“Small Things,” Friend, Aug. 2007, 8–9
I served my mission in Finland from 1959 to 1962. I loved the service, and I loved my companions. I had wonderful mission presidents. I loved the Finnish people and their language. I loved my mission. To this day, I hold my mission experiences as sacred and wonderful, and I often refer to them.
After this wonderful mission in Finland, I returned home and my bishop called me in for an interview. I loved my bishop, and I expected him to say: “We are so proud of you! You have represented the ward well, and we are sure you represented the Lord well.”
But instead, he looked at me and said, “Well, Dennis, are you converted?” It was a question I did not expect.

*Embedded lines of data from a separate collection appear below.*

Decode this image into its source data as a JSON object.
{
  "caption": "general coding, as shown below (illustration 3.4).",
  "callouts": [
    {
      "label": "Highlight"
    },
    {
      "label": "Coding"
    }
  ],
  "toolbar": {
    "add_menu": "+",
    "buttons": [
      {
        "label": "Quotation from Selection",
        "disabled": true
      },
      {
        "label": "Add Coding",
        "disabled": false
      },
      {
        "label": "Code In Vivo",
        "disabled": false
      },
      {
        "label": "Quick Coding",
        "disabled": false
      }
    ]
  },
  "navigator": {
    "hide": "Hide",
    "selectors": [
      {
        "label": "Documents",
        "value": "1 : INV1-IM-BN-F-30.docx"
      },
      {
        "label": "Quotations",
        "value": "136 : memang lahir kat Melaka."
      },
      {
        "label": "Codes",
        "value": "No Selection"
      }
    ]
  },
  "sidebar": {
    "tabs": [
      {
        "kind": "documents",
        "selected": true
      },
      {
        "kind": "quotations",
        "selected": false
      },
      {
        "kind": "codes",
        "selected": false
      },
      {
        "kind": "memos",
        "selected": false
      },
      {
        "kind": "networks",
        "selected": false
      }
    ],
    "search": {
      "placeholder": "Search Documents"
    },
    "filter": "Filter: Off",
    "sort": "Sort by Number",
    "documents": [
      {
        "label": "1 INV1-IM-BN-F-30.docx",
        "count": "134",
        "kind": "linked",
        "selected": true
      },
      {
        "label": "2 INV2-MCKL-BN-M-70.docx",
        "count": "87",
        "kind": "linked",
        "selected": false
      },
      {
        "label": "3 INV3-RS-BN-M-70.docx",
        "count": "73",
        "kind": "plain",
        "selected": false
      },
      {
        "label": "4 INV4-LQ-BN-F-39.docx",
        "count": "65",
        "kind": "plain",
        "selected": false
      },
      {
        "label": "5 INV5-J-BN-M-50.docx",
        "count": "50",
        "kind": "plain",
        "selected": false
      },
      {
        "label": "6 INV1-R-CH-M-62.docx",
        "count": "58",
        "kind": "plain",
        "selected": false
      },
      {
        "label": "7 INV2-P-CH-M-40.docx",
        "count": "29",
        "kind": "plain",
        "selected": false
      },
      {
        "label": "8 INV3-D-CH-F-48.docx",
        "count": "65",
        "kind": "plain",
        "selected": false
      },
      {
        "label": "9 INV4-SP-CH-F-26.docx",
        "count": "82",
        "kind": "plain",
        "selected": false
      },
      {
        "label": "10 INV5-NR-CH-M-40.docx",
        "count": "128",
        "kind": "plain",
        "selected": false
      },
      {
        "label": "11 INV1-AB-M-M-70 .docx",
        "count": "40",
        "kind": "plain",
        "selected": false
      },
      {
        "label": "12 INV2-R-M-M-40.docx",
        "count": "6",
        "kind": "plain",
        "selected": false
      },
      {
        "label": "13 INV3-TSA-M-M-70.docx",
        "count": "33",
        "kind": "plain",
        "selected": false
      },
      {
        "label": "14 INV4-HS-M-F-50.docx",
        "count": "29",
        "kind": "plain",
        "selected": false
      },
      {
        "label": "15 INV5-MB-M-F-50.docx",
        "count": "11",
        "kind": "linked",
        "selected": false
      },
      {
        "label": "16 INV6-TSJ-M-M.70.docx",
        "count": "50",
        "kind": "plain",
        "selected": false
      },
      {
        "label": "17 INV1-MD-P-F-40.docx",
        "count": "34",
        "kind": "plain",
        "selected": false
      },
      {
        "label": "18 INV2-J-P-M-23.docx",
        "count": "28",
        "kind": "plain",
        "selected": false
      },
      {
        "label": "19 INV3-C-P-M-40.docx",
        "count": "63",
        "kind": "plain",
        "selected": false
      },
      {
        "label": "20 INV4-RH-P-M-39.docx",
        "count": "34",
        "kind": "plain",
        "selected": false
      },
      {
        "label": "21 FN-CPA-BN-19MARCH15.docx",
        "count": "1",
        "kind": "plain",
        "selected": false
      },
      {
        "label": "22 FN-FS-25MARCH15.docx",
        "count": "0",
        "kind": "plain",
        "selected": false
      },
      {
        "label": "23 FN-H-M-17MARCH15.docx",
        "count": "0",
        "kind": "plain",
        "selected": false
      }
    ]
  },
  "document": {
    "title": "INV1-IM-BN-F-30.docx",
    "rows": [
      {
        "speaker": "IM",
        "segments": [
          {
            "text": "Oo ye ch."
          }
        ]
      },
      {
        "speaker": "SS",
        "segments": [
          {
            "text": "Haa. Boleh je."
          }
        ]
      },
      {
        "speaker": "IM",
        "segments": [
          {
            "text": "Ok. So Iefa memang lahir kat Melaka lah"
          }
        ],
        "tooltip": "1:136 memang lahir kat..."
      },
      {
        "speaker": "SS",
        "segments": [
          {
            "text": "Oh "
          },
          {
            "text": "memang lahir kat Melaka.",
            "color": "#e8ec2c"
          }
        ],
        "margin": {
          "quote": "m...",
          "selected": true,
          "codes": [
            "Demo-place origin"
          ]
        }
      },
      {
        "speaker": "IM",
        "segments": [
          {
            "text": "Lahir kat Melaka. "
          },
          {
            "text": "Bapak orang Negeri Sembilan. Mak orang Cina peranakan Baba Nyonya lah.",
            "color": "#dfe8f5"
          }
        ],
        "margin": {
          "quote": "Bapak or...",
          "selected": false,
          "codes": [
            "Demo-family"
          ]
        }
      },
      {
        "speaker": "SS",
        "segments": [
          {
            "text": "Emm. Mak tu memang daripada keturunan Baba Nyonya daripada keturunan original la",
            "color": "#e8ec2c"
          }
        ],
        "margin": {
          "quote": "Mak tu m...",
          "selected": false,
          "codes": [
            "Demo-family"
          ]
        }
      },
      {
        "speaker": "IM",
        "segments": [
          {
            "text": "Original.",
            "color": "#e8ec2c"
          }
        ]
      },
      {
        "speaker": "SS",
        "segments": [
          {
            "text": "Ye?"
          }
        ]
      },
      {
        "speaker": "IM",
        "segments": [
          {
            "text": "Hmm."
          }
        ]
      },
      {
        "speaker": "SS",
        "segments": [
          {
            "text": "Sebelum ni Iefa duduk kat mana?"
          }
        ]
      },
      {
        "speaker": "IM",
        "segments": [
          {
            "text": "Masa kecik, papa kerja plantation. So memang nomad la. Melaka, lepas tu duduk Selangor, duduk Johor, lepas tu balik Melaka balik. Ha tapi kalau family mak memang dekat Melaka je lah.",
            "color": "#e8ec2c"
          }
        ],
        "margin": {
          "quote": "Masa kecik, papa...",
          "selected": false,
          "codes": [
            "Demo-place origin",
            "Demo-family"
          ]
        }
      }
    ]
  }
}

While I was thinking about this, the bishop helped me understand why he had asked me that question. He told me that we had wonderful people in our ward, but some of them would not accept a calling or pay their tithing or keep the Sabbath day holy.

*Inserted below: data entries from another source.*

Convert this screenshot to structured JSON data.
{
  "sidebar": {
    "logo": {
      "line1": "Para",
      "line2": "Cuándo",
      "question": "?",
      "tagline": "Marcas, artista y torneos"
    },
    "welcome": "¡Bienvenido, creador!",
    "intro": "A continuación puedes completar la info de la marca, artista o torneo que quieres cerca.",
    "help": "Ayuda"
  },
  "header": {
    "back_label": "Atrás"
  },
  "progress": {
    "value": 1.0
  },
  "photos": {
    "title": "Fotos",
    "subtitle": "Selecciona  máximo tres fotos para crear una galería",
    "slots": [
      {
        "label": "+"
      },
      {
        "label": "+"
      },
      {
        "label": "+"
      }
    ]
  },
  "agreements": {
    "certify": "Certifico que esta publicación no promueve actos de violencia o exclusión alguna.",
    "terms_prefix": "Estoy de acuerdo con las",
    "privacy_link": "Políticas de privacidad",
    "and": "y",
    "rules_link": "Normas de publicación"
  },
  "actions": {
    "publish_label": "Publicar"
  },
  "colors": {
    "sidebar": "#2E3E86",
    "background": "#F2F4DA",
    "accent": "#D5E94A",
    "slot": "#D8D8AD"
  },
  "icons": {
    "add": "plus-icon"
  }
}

My bishop wanted me to answer the question about being converted because that would determine how I lived my life. I told the bishop that I was indeed converted.
This question burned itself into my mind and into my heart. We must do the little things in our lives every day. They not only bring conversion, but they keep us converted.
My parents taught me to do the small things. They taught me to pray, to appreciate the scriptures, to accept calls, and to keep the Sabbath day holy.
These seem like little things—to pray every day or to go to church every week or to pay tithing. But all together, over a lifetime, those small things become very big things. They become habits. And they keep us safe. They give us direction. They keep us converted.
I am grateful that my parents taught me those little things to do every day. The Lord says that we should never be tired of doing good things, because we lay the foundation of a great work. And out of small things proceedeth that which is great.*
Children, learn to do the small things. Learn to be polite. Learn to say “thank you.” Learn to say “please” and “I’m sorry.” Learn to go to church and be reverent. Learn to read the scriptures and learn to pray. Each of these things may seem like a small thing, but over a lifetime, they will bring great things into your life.
For me, gospel conversion sometimes does not come from dramatic experiences, but from very quiet experiences. That’s why the voice of the Holy Ghost is still and small and quiet. It’s tiny. And yet the effects are enormous.
I’m pleased with the small things in my life. And I’m grateful for my bishop. Every time I see him, I thank him for asking me that question.